**TASK REQUIREMENTS**
Search the material below for the word "フィードバック". Copy every line where it is found.
▽
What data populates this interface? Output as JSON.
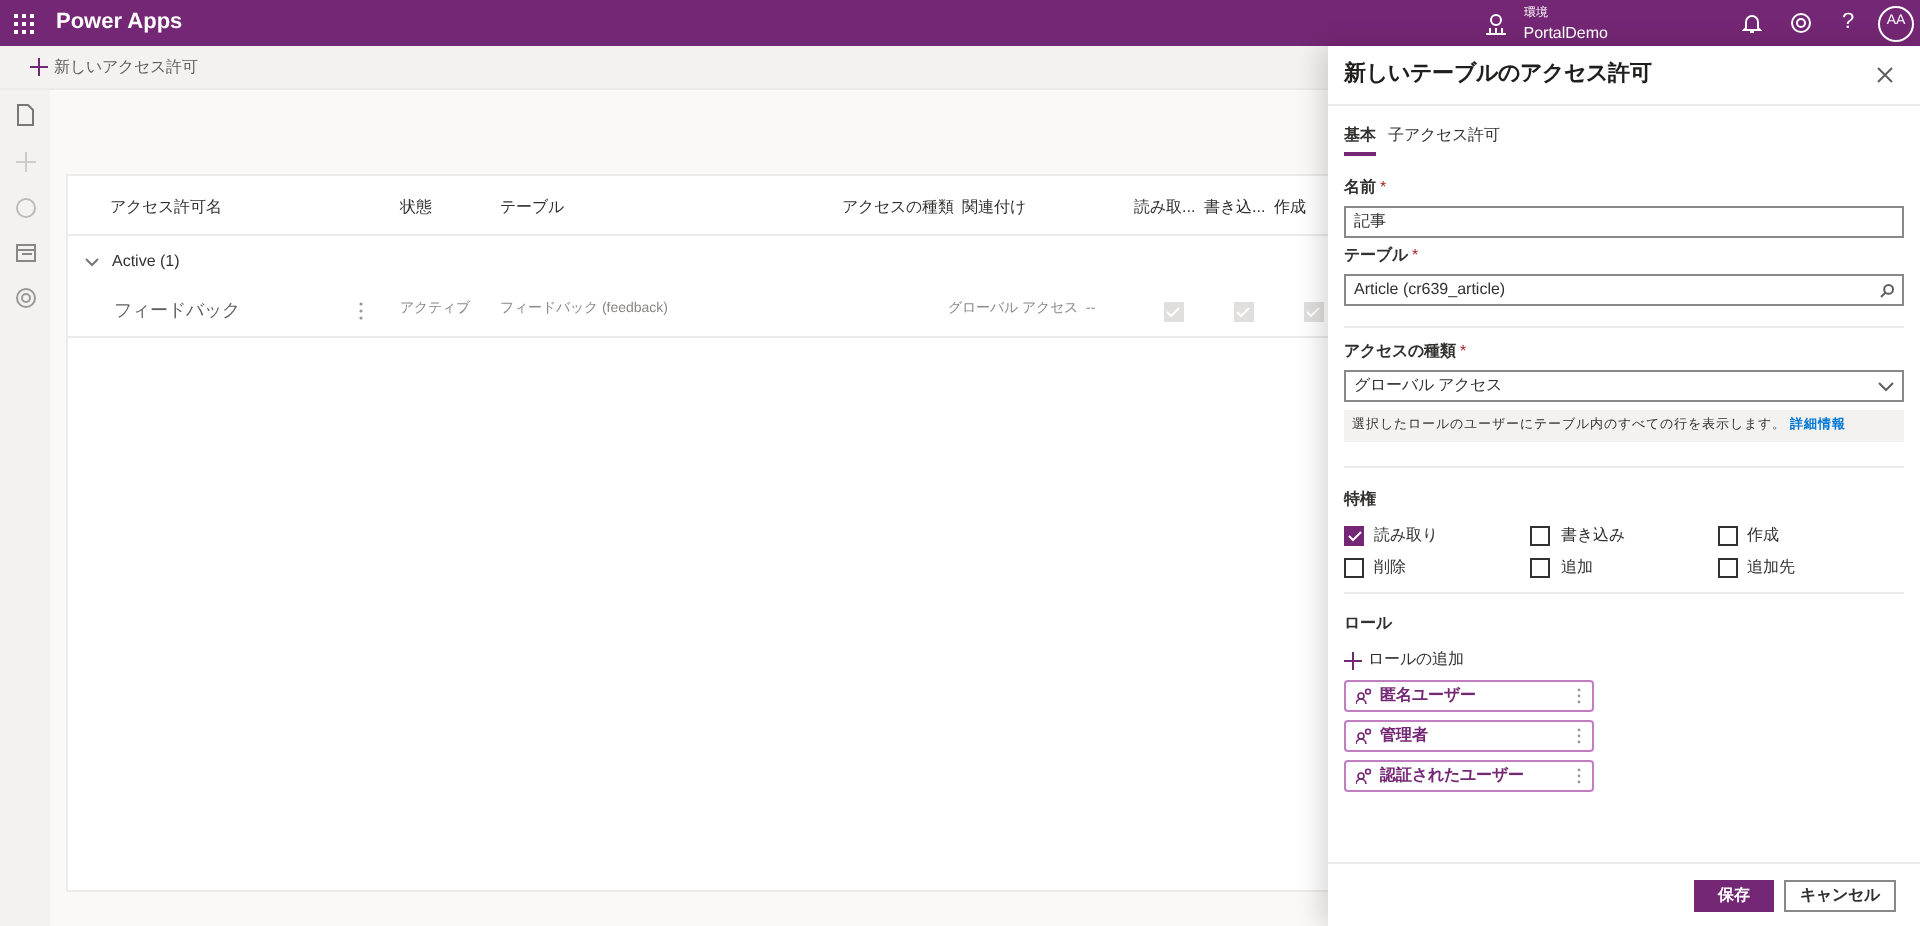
{
  "header": {
    "app_name": "Power Apps",
    "environment_label": "環境",
    "environment_name": "PortalDemo",
    "help": "?",
    "avatar": "AA"
  },
  "command_bar": {
    "new_button": "新しいアクセス許可"
  },
  "table": {
    "columns": [
      "アクセス許可名",
      "状態",
      "テーブル",
      "アクセスの種類",
      "関連付け",
      "読み取...",
      "書き込...",
      "作成"
    ],
    "group": {
      "label": "Active (1)",
      "expanded": true
    },
    "rows": [
      {
        "name": "フィードバック",
        "state": "アクティブ",
        "table": "フィードバック (feedback)",
        "access_type": "グローバル アクセス",
        "association": "--",
        "permissions": [
          {
            "checked": true
          },
          {
            "checked": true
          },
          {
            "checked": true
          }
        ]
      }
    ]
  },
  "panel": {
    "title": "新しいテーブルのアクセス許可",
    "tabs": [
      {
        "label": "基本",
        "selected": true
      },
      {
        "label": "子アクセス許可",
        "selected": false
      }
    ],
    "fields": [
      {
        "kind": "text",
        "label": "名前",
        "required_mark": "*",
        "value": "記事"
      },
      {
        "kind": "lookup",
        "label": "テーブル",
        "required_mark": "*",
        "value": "Article (cr639_article)"
      },
      {
        "kind": "dropdown",
        "label": "アクセスの種類",
        "required_mark": "*",
        "value": "グローバル アクセス"
      }
    ],
    "info": {
      "text": "選択したロールのユーザーにテーブル内のすべての行を表示します。",
      "link": "詳細情報"
    },
    "privileges": {
      "title": "特権",
      "items": [
        {
          "label": "読み取り",
          "checked": true
        },
        {
          "label": "書き込み",
          "checked": false
        },
        {
          "label": "作成",
          "checked": false
        },
        {
          "label": "削除",
          "checked": false
        },
        {
          "label": "追加",
          "checked": false
        },
        {
          "label": "追加先",
          "checked": false
        }
      ]
    },
    "roles": {
      "title": "ロール",
      "add_label": "ロールの追加",
      "items": [
        "匿名ユーザー",
        "管理者",
        "認証されたユーザー"
      ]
    },
    "buttons": {
      "save": "保存",
      "cancel": "キャンセル"
    }
  }
}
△
**SOLUTION FOR THIS EXERCISE**
        "name": "フィードバック",
        "table": "フィードバック (feedback)",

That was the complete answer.